In about the same time it took the national media to point to the 1979 Sonics, the team president and CEO of the Seattle Storm (Karen Bryant) and subsequently a few of her players took to Twitter to pronounce their titles, defend their sport, and denounce the “disrespect” they and their accomplishments were being shown by a “sexist” media, “blatantly disregarding women’s pro sports.” Bryant later went on to say, “…the WNBA is the only successful women’s professional league in America. That makes it major.”
Sigh…where do I start?
First and foremost, the WNBA isn’t a major sport. In the same way, Arena Football isn’t a major sport, lacrosse isn’t a major sport, and in a way the MLS isn’t a major sport. That is neither disrespectful nor sexist to say. As long as I’ve walked this Earth, there have been 4 professional sports commonly known as the “majors:” NFL football, NHL hockey, Major League Baseball, and the NBA. When people refer to the “majors,” that’s what they’re referring to. To omit them from a casual conversation regarding championships isn’t an affront to the omission, but merely exclusion from a conversation for which they have no relevance.
Second, to suggest the WNBA is a success might be a stretch. In the last month, there was talk that the Los Angeles Sparks –arguably one of, if not the most successful WNBA franchise – may fold. If true, that would be the failure of a franchise in a major market, with potentially the most popular player in the league (Candice Parker), and who’s had a significant level of success on the court, owning 2 WNBA championships. It would also mean that 3 of the 4 West Coast franchises would have closed shop (Los Angeles, Sacramento, Portland), leaving Seattle – who themselves are facing possible sponsorship losses – as the league’s only West Coast presence. If that’s a “success,” maybe the USFL should reevaluate.

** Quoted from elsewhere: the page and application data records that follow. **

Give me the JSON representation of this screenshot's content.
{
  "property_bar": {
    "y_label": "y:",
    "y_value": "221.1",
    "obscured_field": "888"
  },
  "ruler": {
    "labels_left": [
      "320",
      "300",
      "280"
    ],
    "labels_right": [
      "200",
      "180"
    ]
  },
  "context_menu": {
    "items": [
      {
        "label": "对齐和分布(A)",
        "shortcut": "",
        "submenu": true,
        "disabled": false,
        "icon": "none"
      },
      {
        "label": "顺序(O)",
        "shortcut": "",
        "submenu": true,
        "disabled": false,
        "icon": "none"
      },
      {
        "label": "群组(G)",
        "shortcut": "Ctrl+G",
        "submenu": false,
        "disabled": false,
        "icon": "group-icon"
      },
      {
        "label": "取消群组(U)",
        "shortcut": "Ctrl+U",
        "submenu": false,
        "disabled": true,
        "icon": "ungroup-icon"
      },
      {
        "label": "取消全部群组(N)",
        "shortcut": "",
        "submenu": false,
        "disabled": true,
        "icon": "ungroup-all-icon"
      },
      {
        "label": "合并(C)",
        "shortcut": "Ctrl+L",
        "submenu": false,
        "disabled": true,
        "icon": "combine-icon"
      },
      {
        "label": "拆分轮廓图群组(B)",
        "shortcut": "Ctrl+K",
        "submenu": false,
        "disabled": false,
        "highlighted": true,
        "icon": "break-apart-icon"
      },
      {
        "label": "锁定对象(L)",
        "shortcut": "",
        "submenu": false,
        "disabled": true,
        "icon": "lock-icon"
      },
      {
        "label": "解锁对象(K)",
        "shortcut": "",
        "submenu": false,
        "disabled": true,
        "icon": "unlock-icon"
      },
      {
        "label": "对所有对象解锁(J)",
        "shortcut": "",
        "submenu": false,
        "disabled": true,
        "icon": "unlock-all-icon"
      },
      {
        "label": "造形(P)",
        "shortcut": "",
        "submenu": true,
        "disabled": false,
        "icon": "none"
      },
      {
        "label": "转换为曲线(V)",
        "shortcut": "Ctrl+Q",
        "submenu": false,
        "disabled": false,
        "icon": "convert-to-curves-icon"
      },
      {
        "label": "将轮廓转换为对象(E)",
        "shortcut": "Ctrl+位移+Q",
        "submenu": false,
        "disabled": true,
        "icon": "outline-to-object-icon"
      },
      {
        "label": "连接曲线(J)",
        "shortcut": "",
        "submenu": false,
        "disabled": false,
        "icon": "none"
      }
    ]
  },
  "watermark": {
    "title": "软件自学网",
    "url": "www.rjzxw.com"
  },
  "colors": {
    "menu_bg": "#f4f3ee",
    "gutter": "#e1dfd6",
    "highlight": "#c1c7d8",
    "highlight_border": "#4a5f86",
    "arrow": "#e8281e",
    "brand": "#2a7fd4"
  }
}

Lastly, in order to “blatantly disregard” something, said disregard would have to be deliberate. I may be putting words in Fox’s, ESPN’s, and any other “sexist” medium’s mouth when I say this, but I don’t think any of the accused had an agenda against the WNBA and/or women’s athletics, nor was at the forefront of their minds when they were complimenting the city of Seattle on their first major professional sports championship, moments after the clock hit zero.
I understand the frustration of the Storm’s CEO and President Karen Bryant, and to an extent empathize with her and her players’ plight. They are and should be proud of what they accomplished, in addition to how hard they worked to do it. I’m not taking anything from them, but rather trying to suggest they not take something unrelated to them specifically so damn personally.
The WNBA is not a major sport. It just isn’t. To suggest the Seahawks championship was the first major one for Seattle since the 1979 Sonics is accurate based on the context of the conversation in which it occurred. It isn’t sexist, disrespectful, and certainly not a “blatant disregard for women’s pro sports.” Could they have – in an effort to show respect – mentioned the Storm as a footnote to the point they were trying to make? I suppose, but do you really think that was on their mind in that moment, and do you really think they were aware of it to begin with?
If you answered yes, there’s nothing I can really say to you going forward. And if you answered no…I think my point’s been made.